##### Dataset
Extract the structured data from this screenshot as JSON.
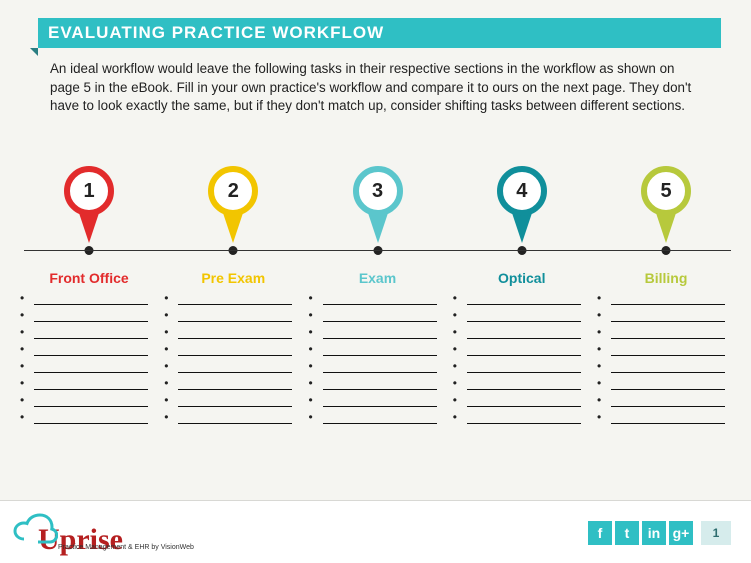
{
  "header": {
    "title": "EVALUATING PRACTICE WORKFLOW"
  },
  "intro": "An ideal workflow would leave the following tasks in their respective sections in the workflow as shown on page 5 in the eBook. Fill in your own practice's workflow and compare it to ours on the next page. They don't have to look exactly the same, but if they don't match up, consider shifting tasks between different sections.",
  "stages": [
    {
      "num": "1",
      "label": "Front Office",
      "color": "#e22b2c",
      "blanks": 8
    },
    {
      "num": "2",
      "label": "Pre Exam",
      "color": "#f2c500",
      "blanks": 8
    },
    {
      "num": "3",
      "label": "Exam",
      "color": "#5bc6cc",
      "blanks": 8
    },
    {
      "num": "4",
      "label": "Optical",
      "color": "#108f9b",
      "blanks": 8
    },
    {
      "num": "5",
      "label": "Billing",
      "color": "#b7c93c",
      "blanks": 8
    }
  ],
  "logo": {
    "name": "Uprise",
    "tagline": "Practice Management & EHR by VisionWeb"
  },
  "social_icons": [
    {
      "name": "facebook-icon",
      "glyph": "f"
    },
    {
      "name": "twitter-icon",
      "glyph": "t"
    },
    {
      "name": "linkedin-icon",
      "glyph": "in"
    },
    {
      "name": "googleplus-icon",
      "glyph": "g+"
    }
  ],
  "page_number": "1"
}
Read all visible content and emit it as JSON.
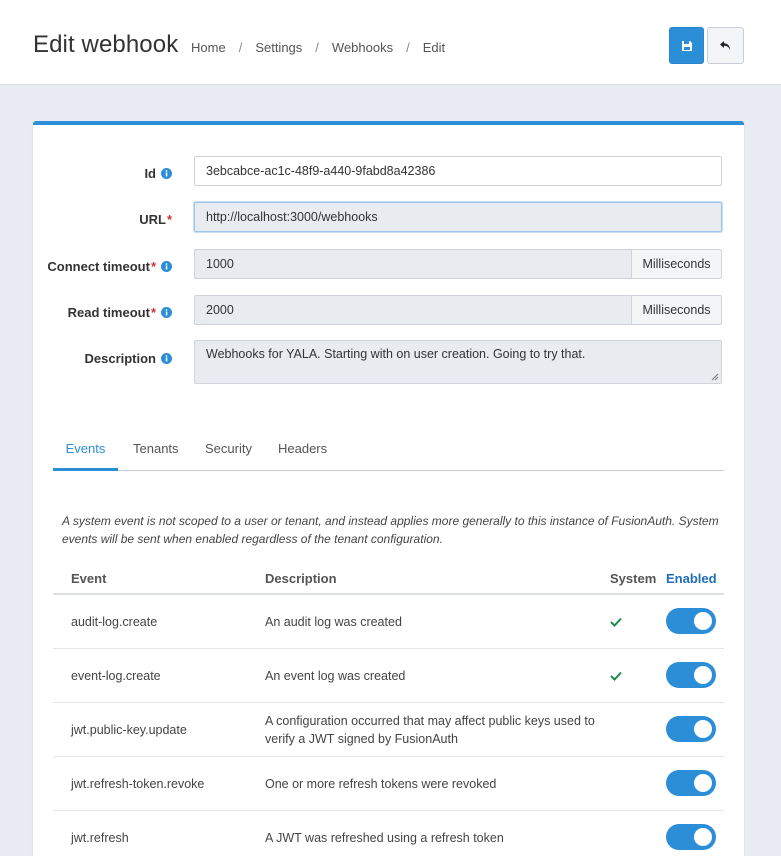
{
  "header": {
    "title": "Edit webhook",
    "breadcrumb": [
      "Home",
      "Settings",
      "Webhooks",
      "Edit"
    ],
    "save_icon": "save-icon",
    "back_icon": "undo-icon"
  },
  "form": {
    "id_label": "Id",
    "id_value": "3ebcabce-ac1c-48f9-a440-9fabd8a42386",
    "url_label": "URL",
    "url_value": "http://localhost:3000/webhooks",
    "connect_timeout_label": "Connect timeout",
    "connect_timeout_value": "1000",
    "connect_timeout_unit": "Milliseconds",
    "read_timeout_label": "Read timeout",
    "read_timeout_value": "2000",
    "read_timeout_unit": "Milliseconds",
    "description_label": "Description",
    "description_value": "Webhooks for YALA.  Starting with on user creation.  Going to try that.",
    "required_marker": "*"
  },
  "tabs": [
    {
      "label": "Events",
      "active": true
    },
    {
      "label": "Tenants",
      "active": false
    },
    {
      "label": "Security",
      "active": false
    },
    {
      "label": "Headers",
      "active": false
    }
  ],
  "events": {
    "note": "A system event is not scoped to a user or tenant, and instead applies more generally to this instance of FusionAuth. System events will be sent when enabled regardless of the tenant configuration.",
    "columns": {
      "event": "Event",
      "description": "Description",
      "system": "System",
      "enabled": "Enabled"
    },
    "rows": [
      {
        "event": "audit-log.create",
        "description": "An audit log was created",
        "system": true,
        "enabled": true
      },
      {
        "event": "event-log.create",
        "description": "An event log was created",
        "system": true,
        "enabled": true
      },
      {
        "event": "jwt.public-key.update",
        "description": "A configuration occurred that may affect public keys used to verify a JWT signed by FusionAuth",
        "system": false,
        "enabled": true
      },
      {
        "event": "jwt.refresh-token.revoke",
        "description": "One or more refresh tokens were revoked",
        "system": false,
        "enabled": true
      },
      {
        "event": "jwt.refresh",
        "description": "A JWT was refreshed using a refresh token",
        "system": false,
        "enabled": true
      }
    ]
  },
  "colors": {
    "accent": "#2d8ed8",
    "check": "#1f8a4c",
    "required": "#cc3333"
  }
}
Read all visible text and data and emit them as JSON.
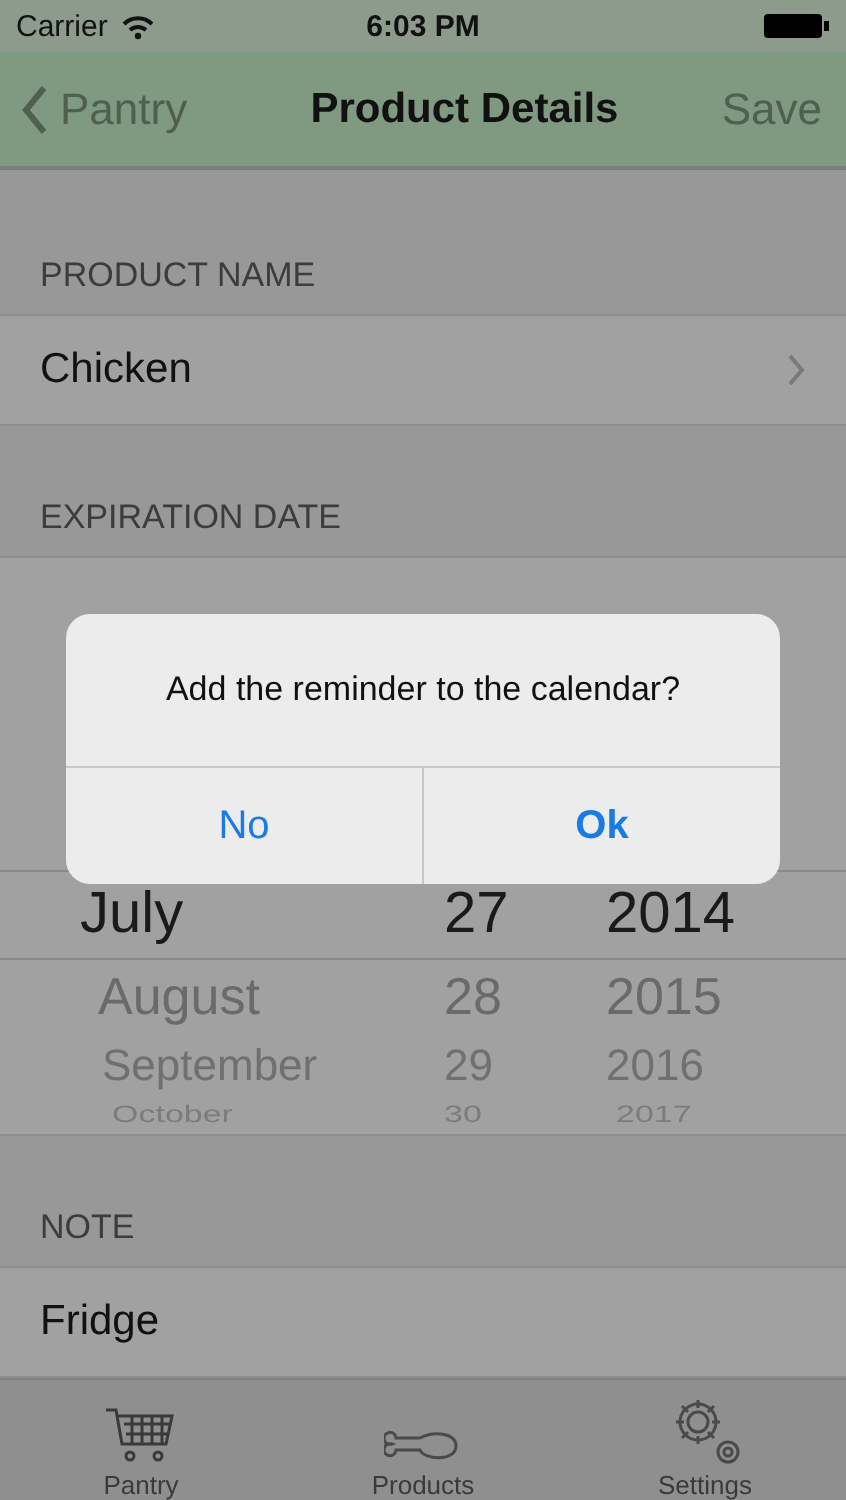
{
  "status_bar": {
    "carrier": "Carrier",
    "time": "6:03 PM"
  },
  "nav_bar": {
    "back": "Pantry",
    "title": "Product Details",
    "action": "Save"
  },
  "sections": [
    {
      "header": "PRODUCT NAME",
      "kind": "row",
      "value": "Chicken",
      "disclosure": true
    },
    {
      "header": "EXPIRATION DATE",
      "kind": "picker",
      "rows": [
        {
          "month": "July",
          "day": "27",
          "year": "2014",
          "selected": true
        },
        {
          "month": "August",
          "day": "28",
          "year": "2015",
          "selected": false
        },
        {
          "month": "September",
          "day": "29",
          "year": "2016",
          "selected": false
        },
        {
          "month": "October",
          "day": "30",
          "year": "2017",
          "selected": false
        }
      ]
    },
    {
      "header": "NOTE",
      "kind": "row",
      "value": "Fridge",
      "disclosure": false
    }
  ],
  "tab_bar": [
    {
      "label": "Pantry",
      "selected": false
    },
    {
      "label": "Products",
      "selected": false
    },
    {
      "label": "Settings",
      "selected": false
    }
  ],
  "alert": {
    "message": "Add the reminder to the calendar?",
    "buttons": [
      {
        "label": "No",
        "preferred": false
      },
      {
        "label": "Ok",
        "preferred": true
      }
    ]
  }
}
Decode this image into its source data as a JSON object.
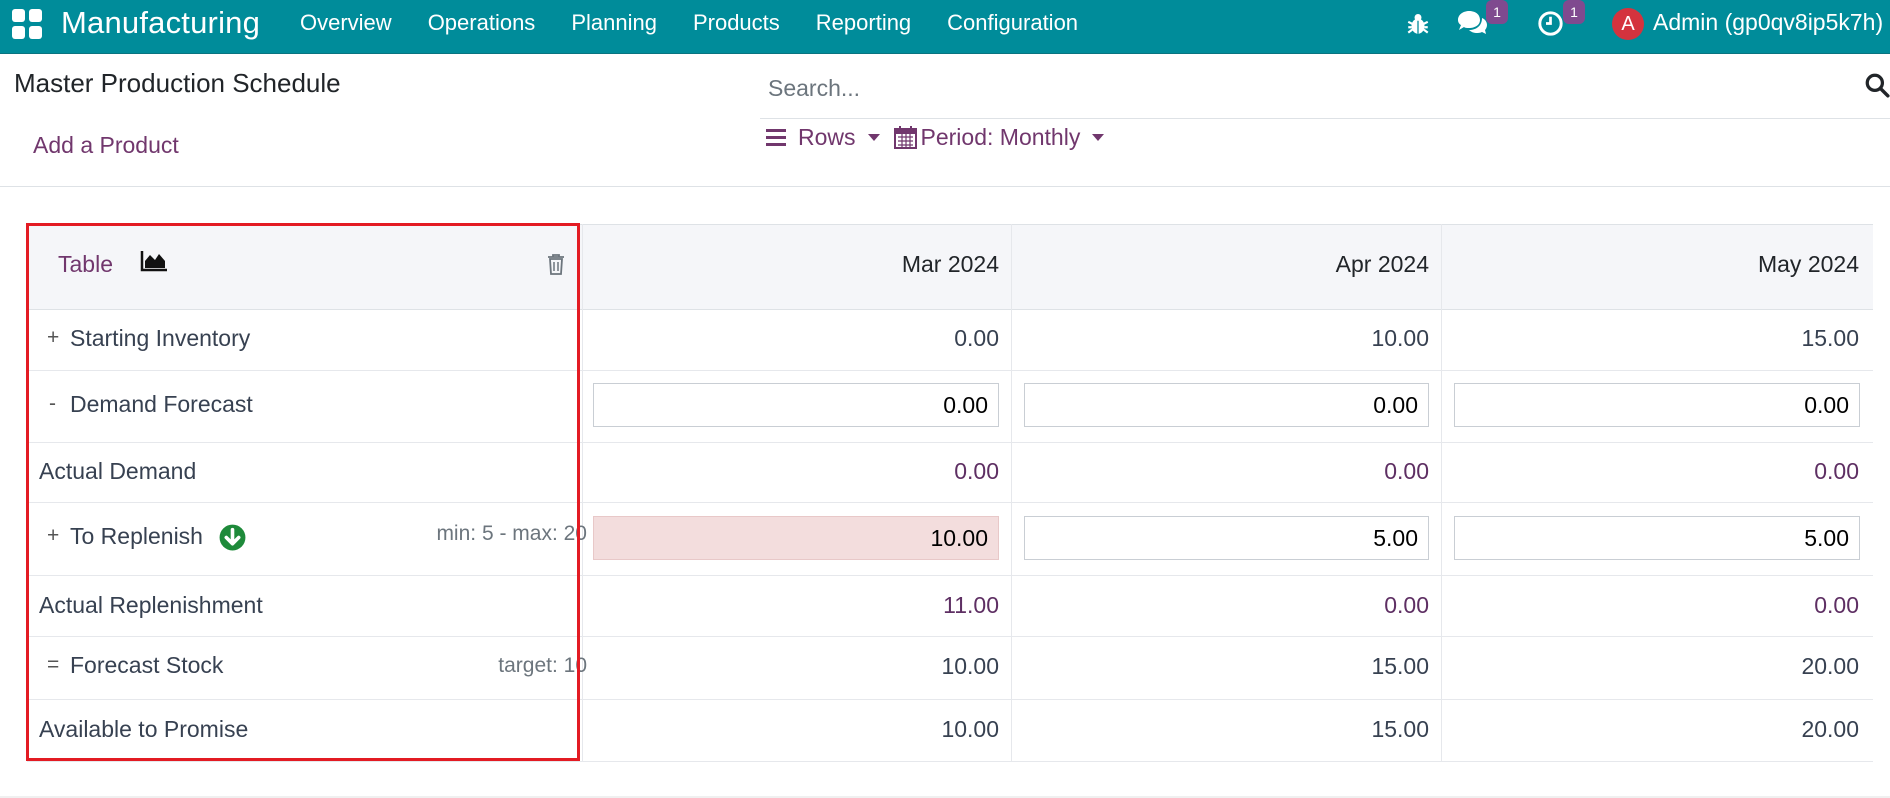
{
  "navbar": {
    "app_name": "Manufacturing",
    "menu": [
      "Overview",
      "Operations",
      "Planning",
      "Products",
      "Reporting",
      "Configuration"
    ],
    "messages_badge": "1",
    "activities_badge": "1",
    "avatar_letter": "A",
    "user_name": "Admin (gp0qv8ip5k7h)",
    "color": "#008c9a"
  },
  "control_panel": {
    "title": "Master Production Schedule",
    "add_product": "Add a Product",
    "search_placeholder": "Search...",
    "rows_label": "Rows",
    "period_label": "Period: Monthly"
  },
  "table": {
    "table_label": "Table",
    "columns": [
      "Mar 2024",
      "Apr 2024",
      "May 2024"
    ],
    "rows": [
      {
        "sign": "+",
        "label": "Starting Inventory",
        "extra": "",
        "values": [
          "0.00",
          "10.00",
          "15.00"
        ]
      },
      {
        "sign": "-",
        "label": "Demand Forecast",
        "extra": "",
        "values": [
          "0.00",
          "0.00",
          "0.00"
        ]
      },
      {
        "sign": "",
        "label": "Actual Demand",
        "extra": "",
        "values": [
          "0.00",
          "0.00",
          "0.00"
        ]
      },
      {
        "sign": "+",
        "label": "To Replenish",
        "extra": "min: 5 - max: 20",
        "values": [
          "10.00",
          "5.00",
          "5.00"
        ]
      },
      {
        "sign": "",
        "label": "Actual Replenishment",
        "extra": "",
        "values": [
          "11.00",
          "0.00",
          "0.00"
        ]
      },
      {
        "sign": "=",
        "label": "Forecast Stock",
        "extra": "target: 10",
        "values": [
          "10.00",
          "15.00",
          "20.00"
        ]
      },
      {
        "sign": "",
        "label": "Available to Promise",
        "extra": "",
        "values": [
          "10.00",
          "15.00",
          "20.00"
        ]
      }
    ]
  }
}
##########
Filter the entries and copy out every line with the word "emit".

# [Result for this exercise]
Read all visible content and emit it as JSON.
Read all visible text and data and emit them as JSON.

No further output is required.